_Exercise_. Repeat the listing below verbatim, without its images.
Records for this exercise section start
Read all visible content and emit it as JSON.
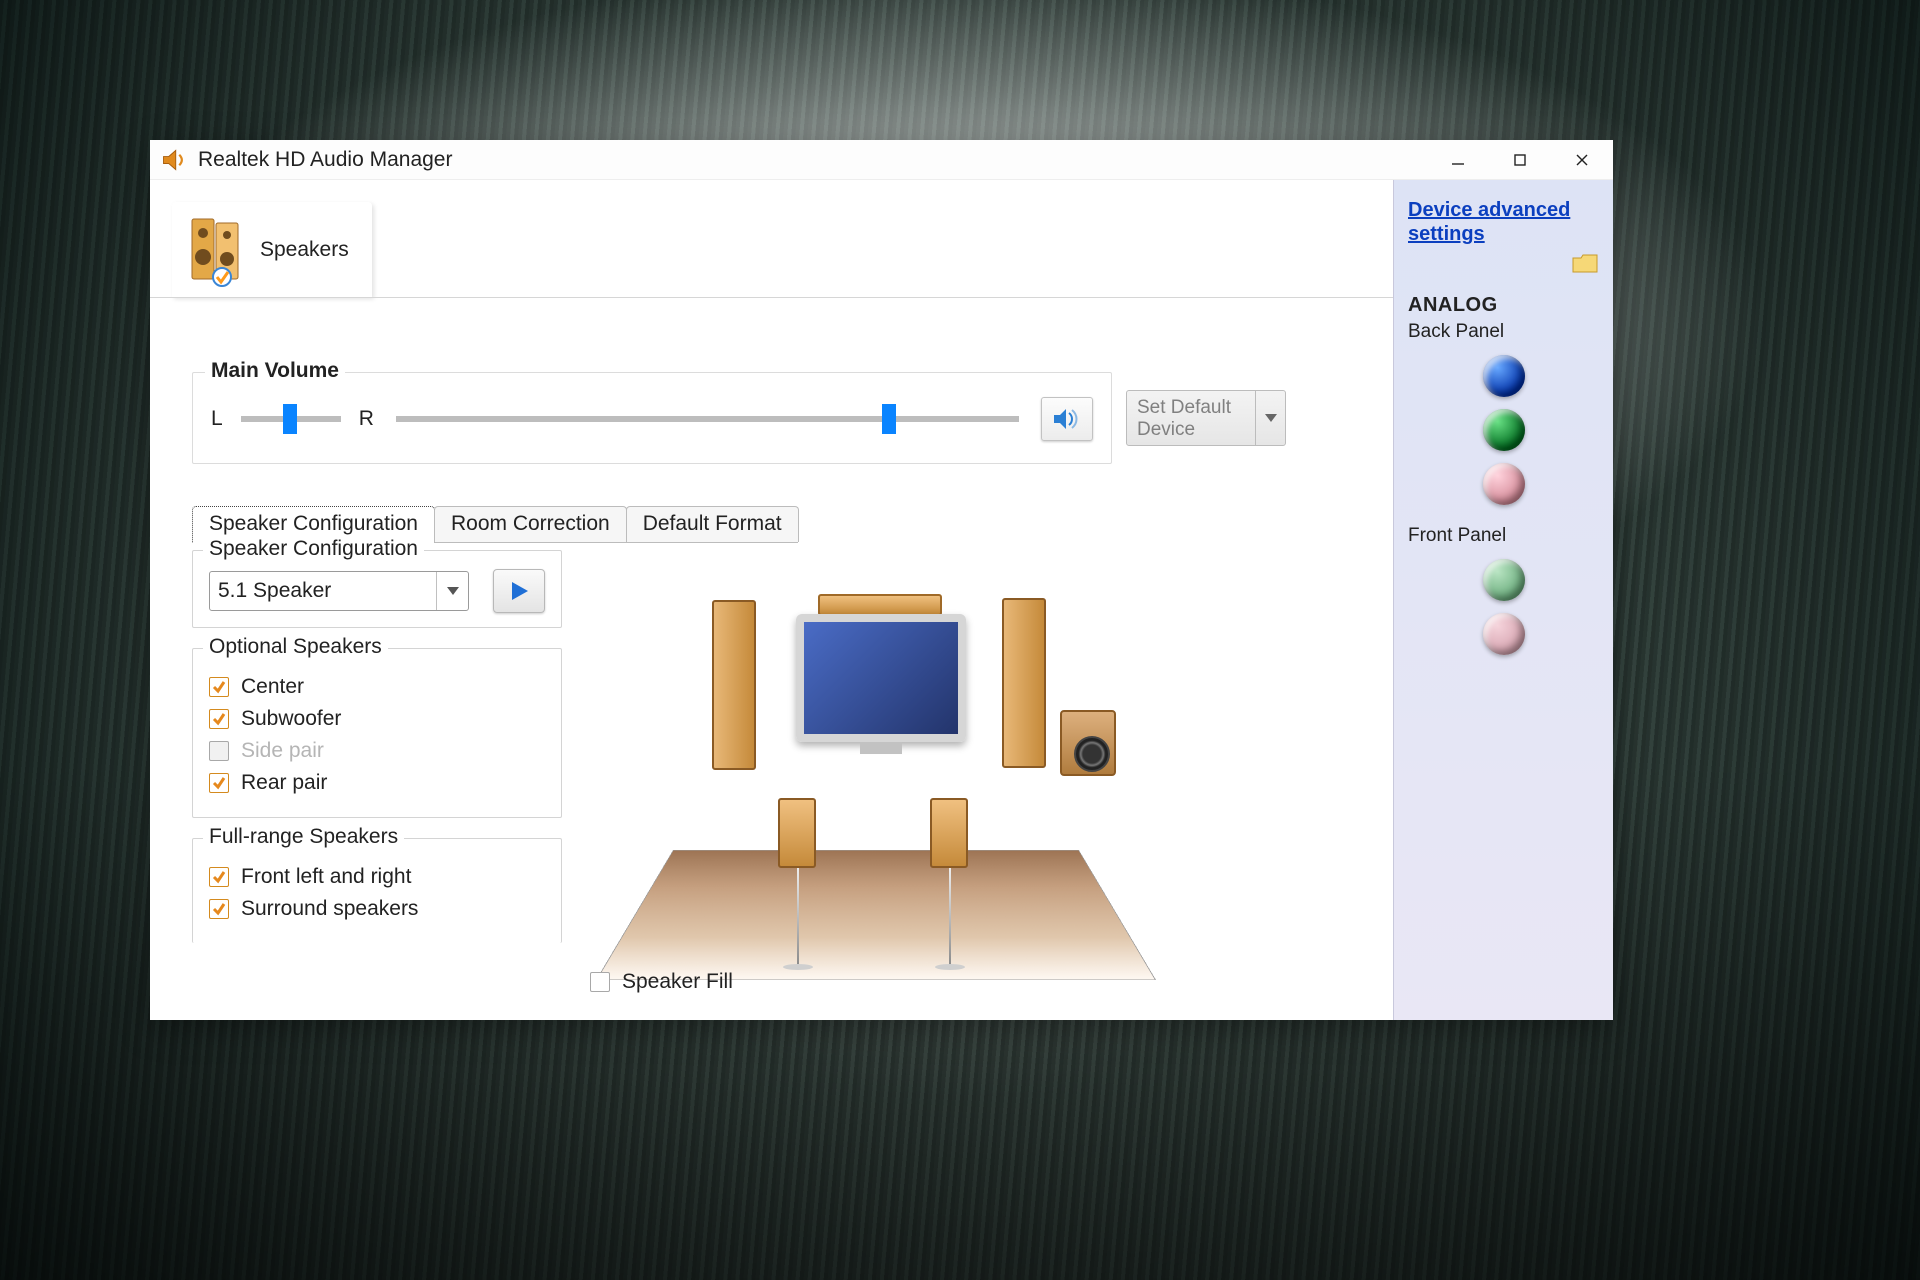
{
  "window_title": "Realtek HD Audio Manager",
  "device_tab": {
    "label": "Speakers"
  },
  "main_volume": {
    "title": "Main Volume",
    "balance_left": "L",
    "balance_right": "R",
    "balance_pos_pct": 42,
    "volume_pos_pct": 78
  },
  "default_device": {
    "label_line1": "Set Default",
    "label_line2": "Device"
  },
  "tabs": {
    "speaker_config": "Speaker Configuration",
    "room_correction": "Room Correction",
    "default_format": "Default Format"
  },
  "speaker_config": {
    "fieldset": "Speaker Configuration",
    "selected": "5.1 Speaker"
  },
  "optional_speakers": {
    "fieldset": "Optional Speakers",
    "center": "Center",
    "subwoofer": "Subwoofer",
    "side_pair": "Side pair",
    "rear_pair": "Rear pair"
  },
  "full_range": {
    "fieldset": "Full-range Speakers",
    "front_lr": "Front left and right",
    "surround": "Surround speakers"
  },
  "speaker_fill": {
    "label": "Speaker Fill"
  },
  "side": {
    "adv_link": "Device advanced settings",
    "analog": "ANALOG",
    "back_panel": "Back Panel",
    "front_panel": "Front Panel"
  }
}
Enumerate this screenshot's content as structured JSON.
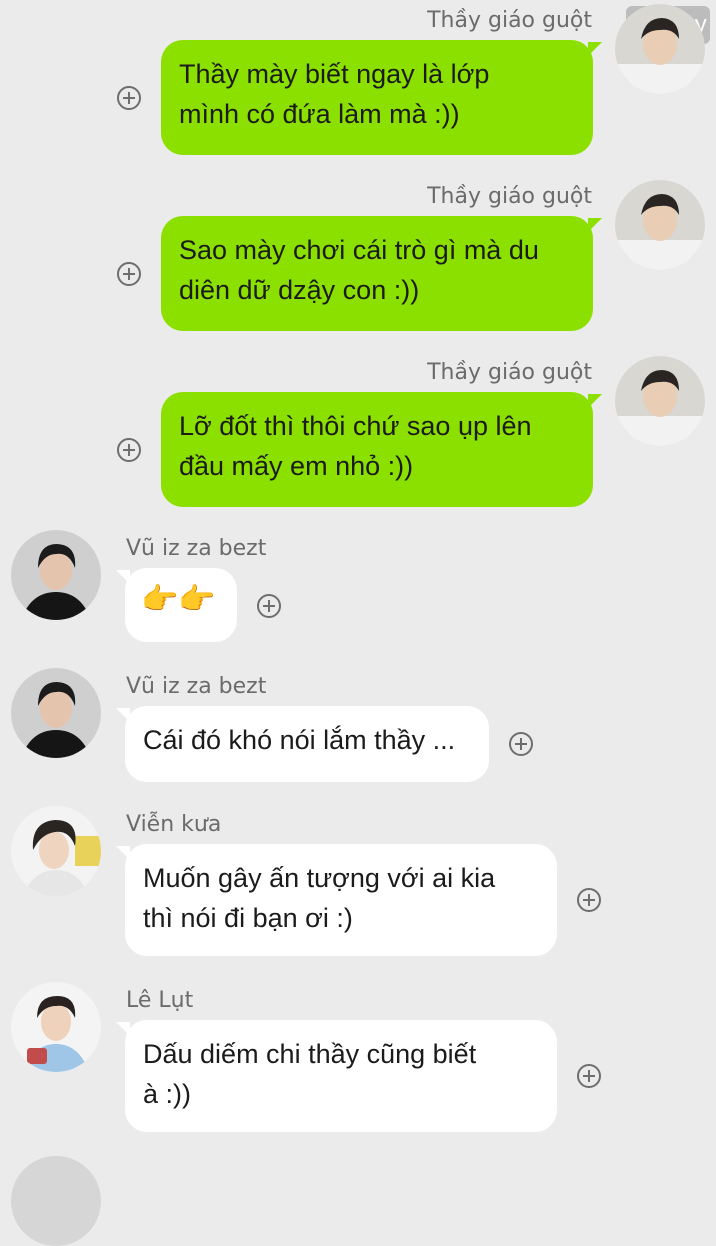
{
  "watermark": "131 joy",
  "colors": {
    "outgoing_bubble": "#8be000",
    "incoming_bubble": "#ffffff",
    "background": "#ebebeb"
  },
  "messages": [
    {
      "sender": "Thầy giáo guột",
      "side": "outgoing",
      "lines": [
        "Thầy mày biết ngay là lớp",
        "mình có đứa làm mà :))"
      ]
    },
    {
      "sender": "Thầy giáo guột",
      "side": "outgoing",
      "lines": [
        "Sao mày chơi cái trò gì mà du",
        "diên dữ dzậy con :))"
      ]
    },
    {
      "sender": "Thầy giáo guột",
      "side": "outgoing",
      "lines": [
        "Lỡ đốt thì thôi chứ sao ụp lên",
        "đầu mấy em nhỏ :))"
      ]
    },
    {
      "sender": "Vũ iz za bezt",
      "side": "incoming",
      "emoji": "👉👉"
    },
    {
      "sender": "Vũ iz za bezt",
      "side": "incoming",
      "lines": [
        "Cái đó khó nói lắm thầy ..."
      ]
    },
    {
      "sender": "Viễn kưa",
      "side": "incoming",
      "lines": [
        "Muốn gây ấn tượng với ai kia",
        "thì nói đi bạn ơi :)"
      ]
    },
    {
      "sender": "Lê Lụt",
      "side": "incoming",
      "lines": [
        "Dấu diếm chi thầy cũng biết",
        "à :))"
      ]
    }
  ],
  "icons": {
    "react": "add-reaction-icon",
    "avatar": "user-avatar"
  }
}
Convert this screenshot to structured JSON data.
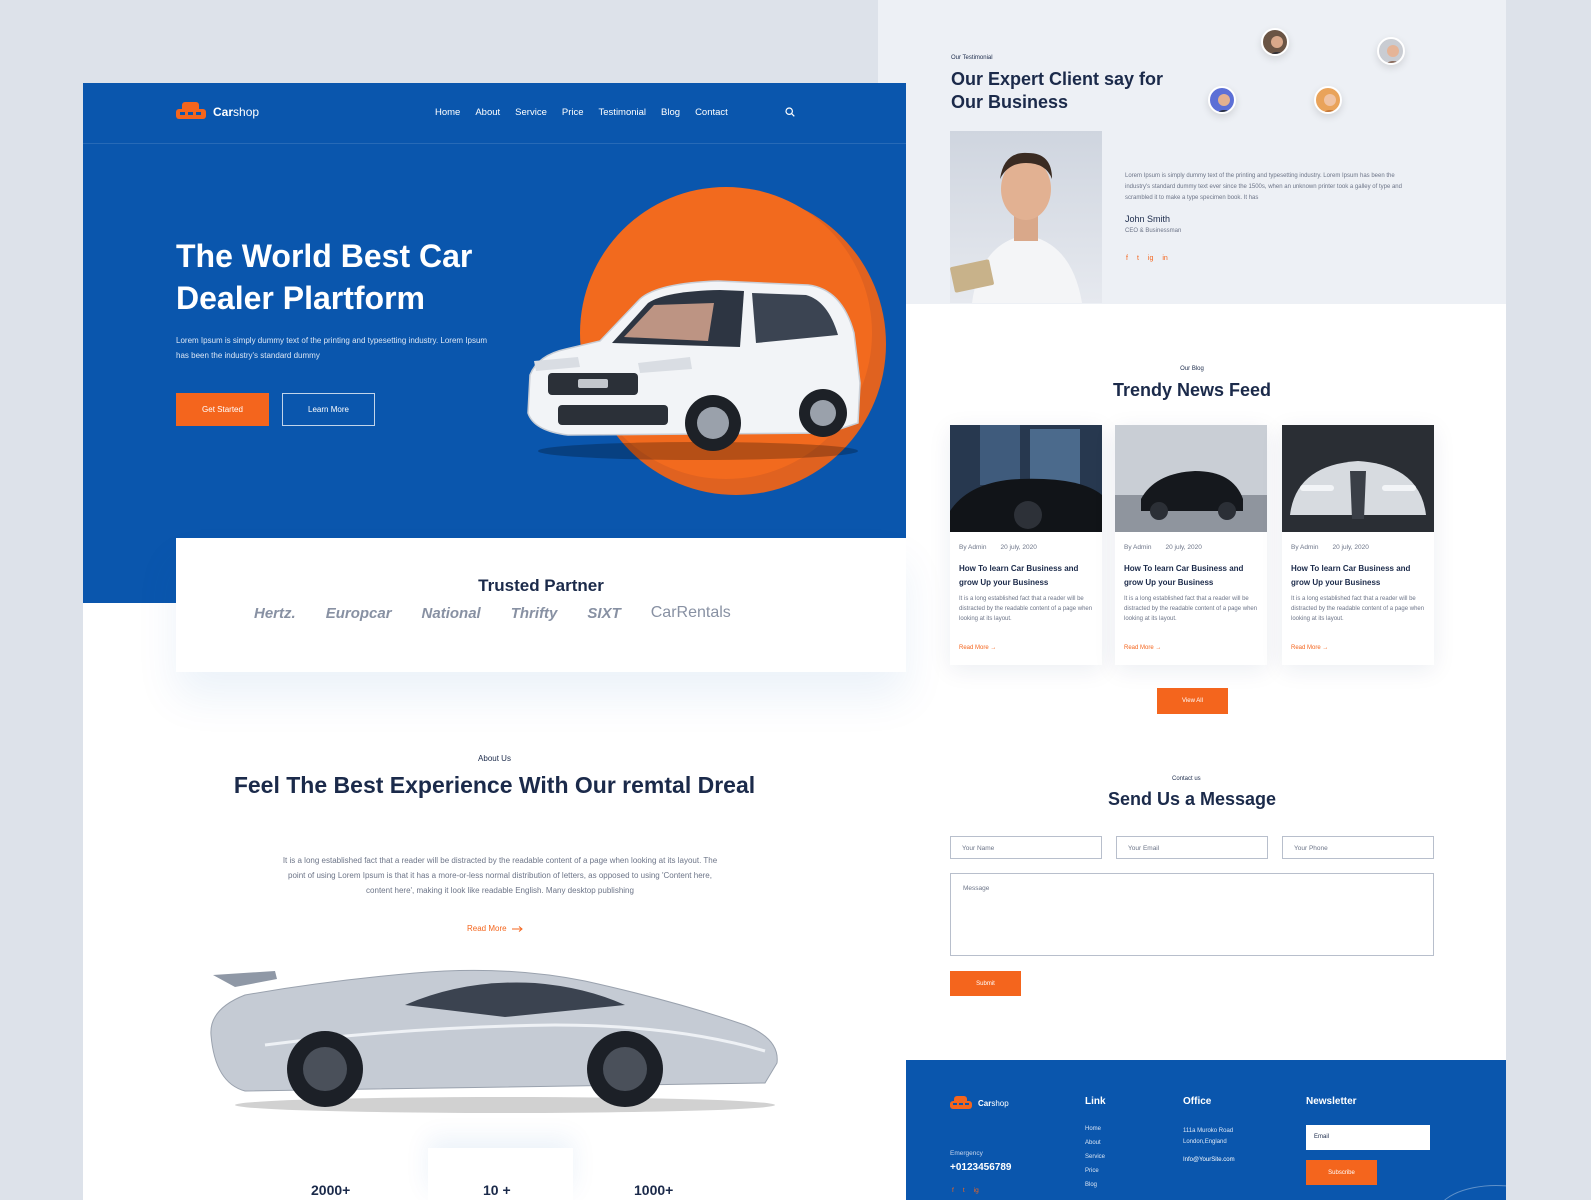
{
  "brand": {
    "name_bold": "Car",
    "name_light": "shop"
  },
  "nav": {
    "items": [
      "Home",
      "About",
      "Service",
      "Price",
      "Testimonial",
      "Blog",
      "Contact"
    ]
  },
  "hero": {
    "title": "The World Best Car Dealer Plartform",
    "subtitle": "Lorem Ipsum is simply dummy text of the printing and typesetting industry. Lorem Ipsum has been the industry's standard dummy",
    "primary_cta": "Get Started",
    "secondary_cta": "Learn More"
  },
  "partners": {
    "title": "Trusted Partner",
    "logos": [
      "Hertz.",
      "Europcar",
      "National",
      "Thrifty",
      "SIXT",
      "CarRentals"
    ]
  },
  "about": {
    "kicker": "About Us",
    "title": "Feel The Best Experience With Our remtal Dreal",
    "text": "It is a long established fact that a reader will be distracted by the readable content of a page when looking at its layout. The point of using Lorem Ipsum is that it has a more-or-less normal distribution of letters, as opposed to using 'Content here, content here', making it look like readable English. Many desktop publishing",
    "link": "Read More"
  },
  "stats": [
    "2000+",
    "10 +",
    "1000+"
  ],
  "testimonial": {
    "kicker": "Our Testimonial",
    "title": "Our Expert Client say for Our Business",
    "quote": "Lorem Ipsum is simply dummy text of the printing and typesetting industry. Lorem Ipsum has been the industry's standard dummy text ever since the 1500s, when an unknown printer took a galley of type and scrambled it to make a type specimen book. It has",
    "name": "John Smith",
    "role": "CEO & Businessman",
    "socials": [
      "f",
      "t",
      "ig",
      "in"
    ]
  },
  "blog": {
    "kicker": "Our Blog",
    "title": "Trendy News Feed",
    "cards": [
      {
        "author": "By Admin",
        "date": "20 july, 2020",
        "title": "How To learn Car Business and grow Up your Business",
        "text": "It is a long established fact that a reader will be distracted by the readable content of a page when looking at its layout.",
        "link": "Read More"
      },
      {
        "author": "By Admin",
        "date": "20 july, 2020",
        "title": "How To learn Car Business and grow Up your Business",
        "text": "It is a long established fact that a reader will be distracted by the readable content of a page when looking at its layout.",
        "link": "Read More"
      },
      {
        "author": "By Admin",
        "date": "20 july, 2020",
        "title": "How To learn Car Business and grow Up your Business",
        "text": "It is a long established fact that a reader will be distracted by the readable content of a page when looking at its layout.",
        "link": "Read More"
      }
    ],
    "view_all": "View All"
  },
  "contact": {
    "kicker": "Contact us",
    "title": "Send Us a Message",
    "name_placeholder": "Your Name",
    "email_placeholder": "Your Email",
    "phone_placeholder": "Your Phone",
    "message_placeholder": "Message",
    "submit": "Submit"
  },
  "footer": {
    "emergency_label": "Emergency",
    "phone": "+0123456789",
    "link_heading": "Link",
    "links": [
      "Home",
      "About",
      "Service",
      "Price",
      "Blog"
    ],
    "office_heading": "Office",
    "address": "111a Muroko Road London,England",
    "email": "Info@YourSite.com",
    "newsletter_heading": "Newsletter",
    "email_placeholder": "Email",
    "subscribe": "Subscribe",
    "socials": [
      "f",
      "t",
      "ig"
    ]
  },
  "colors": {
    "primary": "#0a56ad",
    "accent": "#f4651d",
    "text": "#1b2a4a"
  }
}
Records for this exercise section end
_Written response_.
Read all visible content and emit it as JSON.
{
  "window_title": "Realtek HD Audio Manager",
  "device_tab": {
    "label": "Speakers"
  },
  "main_volume": {
    "title": "Main Volume",
    "balance_left": "L",
    "balance_right": "R",
    "balance_pos_pct": 42,
    "volume_pos_pct": 78
  },
  "default_device": {
    "label_line1": "Set Default",
    "label_line2": "Device"
  },
  "tabs": {
    "speaker_config": "Speaker Configuration",
    "room_correction": "Room Correction",
    "default_format": "Default Format"
  },
  "speaker_config": {
    "fieldset": "Speaker Configuration",
    "selected": "5.1 Speaker"
  },
  "optional_speakers": {
    "fieldset": "Optional Speakers",
    "center": "Center",
    "subwoofer": "Subwoofer",
    "side_pair": "Side pair",
    "rear_pair": "Rear pair"
  },
  "full_range": {
    "fieldset": "Full-range Speakers",
    "front_lr": "Front left and right",
    "surround": "Surround speakers"
  },
  "speaker_fill": {
    "label": "Speaker Fill"
  },
  "side": {
    "adv_link": "Device advanced settings",
    "analog": "ANALOG",
    "back_panel": "Back Panel",
    "front_panel": "Front Panel"
  }
}
Enumerate this screenshot's content as structured JSON.
{
  "watermark": "131 joy",
  "colors": {
    "outgoing_bubble": "#8be000",
    "incoming_bubble": "#ffffff",
    "background": "#ebebeb"
  },
  "messages": [
    {
      "sender": "Thầy giáo guột",
      "side": "outgoing",
      "lines": [
        "Thầy mày biết ngay là lớp",
        "mình có đứa làm mà :))"
      ]
    },
    {
      "sender": "Thầy giáo guột",
      "side": "outgoing",
      "lines": [
        "Sao mày chơi cái trò gì mà du",
        "diên dữ dzậy con :))"
      ]
    },
    {
      "sender": "Thầy giáo guột",
      "side": "outgoing",
      "lines": [
        "Lỡ đốt thì thôi chứ sao ụp lên",
        "đầu mấy em nhỏ :))"
      ]
    },
    {
      "sender": "Vũ iz za bezt",
      "side": "incoming",
      "emoji": "👉👉"
    },
    {
      "sender": "Vũ iz za bezt",
      "side": "incoming",
      "lines": [
        "Cái đó khó nói lắm thầy ..."
      ]
    },
    {
      "sender": "Viễn kưa",
      "side": "incoming",
      "lines": [
        "Muốn gây ấn tượng với ai kia",
        "thì nói đi bạn ơi :)"
      ]
    },
    {
      "sender": "Lê Lụt",
      "side": "incoming",
      "lines": [
        "Dấu diếm chi thầy cũng biết",
        "à :))"
      ]
    }
  ],
  "icons": {
    "react": "add-reaction-icon",
    "avatar": "user-avatar"
  }
}
Convert this screenshot to structured JSON data.
{
  "brand": {
    "name_bold": "Car",
    "name_light": "shop"
  },
  "nav": {
    "items": [
      "Home",
      "About",
      "Service",
      "Price",
      "Testimonial",
      "Blog",
      "Contact"
    ]
  },
  "hero": {
    "title": "The World Best Car Dealer Plartform",
    "subtitle": "Lorem Ipsum is simply dummy text of the printing and typesetting industry. Lorem Ipsum has been the industry's standard dummy",
    "primary_cta": "Get Started",
    "secondary_cta": "Learn More"
  },
  "partners": {
    "title": "Trusted Partner",
    "logos": [
      "Hertz.",
      "Europcar",
      "National",
      "Thrifty",
      "SIXT",
      "CarRentals"
    ]
  },
  "about": {
    "kicker": "About Us",
    "title": "Feel The Best Experience With Our remtal Dreal",
    "text": "It is a long established fact that a reader will be distracted by the readable content of a page when looking at its layout. The point of using Lorem Ipsum is that it has a more-or-less normal distribution of letters, as opposed to using 'Content here, content here', making it look like readable English. Many desktop publishing",
    "link": "Read More"
  },
  "stats": [
    "2000+",
    "10 +",
    "1000+"
  ],
  "testimonial": {
    "kicker": "Our Testimonial",
    "title": "Our Expert Client say for Our Business",
    "quote": "Lorem Ipsum is simply dummy text of the printing and typesetting industry. Lorem Ipsum has been the industry's standard dummy text ever since the 1500s, when an unknown printer took a galley of type and scrambled it to make a type specimen book. It has",
    "name": "John Smith",
    "role": "CEO & Businessman",
    "socials": [
      "f",
      "t",
      "ig",
      "in"
    ]
  },
  "blog": {
    "kicker": "Our Blog",
    "title": "Trendy News Feed",
    "cards": [
      {
        "author": "By Admin",
        "date": "20 july, 2020",
        "title": "How To learn Car Business and grow Up your Business",
        "text": "It is a long established fact that a reader will be distracted by the readable content of a page when looking at its layout.",
        "link": "Read More"
      },
      {
        "author": "By Admin",
        "date": "20 july, 2020",
        "title": "How To learn Car Business and grow Up your Business",
        "text": "It is a long established fact that a reader will be distracted by the readable content of a page when looking at its layout.",
        "link": "Read More"
      },
      {
        "author": "By Admin",
        "date": "20 july, 2020",
        "title": "How To learn Car Business and grow Up your Business",
        "text": "It is a long established fact that a reader will be distracted by the readable content of a page when looking at its layout.",
        "link": "Read More"
      }
    ],
    "view_all": "View All"
  },
  "contact": {
    "kicker": "Contact us",
    "title": "Send Us a Message",
    "name_placeholder": "Your Name",
    "email_placeholder": "Your Email",
    "phone_placeholder": "Your Phone",
    "message_placeholder": "Message",
    "submit": "Submit"
  },
  "footer": {
    "emergency_label": "Emergency",
    "phone": "+0123456789",
    "link_heading": "Link",
    "links": [
      "Home",
      "About",
      "Service",
      "Price",
      "Blog"
    ],
    "office_heading": "Office",
    "address": "111a Muroko Road London,England",
    "email": "Info@YourSite.com",
    "newsletter_heading": "Newsletter",
    "email_placeholder": "Email",
    "subscribe": "Subscribe",
    "socials": [
      "f",
      "t",
      "ig"
    ]
  },
  "colors": {
    "primary": "#0a56ad",
    "accent": "#f4651d",
    "text": "#1b2a4a"
  }
}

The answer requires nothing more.